Again the temple denies this charge, insisting it is above politics and pointing out that its followers come from all political factions.
More do appear to come from the red-shirt side; a number of prominent red politicians attend the meditation sessions. But academic James Taylor from Adelaide University, who has studied Wat Dhammakaya for years, believes the notion of a political alliance is now outdated.
"The movement was clearly ambitious during its early decades, contesting religious convention by attempting to reframe the religious system from within, recruiting economically and politically influential individuals... But in the past decade it has remained outside of politics in an effort to disassociate itself from any political alliances."
There are striking parallels between the methods used by Wat Dhammakaya and Mr Thaksin's political movement to build a mass support base. Both offered a powerful sense of belonging to people feeling rootless in Thailand's increasingly urban and material society. Both were skilled at using modern media to project a simple, appealing philosophy and skilled at raising large amounts of money, an essential ingredient for any successful movement in Thailand.
Indeed the temple is the largest institution in the country not under the military's control, and its refusal to hand over its abbot is the most sustained defiance of military rule since the coup.
But there is another equally important factor which may have driven the government to act. Buddhism itself has been in crisis in Thailand for many years, as the modern, material world has either corrupted parts of the monkhood, or made its role seem less relevant, much as the church has lost its influence in Western societies. The popularity of Wat Dhammakaya is a symptom of that lost faith in traditional religion.
And this matters in a country lacking the reinforcing narrative of an anti-colonial struggle that has defined the identity of so many other countries in this region. Thailand's official national slogan has long been "Nation, Religion, King", although the military government has now added "People" to the slogan, and an "s" to "Religion" to acknowledge that not every Thai is Buddhist.

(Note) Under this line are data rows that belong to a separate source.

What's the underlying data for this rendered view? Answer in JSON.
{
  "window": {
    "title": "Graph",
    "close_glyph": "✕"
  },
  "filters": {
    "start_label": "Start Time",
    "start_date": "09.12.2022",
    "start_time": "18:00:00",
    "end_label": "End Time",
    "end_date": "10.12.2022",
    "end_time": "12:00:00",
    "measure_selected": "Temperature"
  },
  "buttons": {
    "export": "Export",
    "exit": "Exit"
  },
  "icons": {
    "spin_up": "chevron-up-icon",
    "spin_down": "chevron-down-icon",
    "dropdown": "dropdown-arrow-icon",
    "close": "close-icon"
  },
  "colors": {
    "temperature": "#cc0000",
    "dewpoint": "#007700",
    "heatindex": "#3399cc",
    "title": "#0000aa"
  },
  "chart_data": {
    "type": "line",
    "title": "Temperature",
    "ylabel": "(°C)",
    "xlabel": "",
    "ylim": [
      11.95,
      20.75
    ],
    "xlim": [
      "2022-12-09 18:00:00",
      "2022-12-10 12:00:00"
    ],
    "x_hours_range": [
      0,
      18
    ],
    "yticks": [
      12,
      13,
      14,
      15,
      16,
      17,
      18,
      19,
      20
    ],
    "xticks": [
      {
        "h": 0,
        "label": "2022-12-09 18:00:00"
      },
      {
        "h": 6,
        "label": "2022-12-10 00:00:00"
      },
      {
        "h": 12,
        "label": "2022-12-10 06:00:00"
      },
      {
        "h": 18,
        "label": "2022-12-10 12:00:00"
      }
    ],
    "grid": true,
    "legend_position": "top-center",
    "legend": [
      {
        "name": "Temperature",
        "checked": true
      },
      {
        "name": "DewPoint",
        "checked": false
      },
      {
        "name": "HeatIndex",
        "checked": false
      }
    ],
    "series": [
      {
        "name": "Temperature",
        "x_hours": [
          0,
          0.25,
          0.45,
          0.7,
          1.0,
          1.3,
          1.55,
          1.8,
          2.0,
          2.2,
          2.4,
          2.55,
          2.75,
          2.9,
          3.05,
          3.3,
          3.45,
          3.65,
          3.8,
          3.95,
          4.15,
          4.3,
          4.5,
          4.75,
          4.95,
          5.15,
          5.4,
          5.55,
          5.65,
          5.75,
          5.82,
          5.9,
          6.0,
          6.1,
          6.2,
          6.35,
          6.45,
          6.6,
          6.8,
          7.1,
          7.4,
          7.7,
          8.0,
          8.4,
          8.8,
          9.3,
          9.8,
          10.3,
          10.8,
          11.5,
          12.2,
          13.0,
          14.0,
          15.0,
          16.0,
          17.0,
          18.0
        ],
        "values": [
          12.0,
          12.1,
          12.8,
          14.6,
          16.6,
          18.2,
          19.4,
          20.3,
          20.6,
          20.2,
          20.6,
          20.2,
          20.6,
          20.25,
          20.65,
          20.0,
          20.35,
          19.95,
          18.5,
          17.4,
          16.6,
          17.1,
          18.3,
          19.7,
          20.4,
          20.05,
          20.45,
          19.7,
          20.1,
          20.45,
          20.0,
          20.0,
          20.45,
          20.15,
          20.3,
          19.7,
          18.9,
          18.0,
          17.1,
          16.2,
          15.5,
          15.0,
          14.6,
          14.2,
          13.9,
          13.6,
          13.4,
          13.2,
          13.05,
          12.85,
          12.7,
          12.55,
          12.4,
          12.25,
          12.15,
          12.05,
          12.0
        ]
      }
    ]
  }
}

Just as the monarchy is seen by Thailand's rulers as the essential institution holding the country together and legitimising governments, so the monarch's official role as protector of Buddhism gives each occupant of the throne a unique, sacred stature. Kings preside over the most important Buddhist rituals at the most prestigious temples. The two institutions reinforce each other.
And that symbiotic relationship is never more important than in a time of transition, as now, after the defining, 70 year-long reign of King Bhumibol Adulyadej, and while his untested son, King Maha Vajiralongkorn, is shaping his own, very different reign, one which the harsh penalties of the lese majeste law prevent any Thailand-based journalist from writing about it freely.
Presiding over his father's elaborate cremation later this year will be an important source of legitimacy for the new king. But his relationship with the Buddhist hierarchy also matters. Already he has made his mark, restoring the monarch's right to name the Supreme Patriarch, the head of the Sangha, the body that regulates the faith, but which has lain moribund for some years.
King Vajirakongkorn's command to strip the royal monastic titles from Phra Dhammachayo and his de facto replacement as abbot also signals royal support for the government's move against the temple.
Thailand is in the midst of a complex and potentially dangerous, triple transition; a delicate royal succession, a battle over the future of Buddhism and a still uncertain political transition to a military-guided democracy.
Given that, a sect as controversial as Wat Dhammakaya was perhaps bound to be caught up in the turbulence.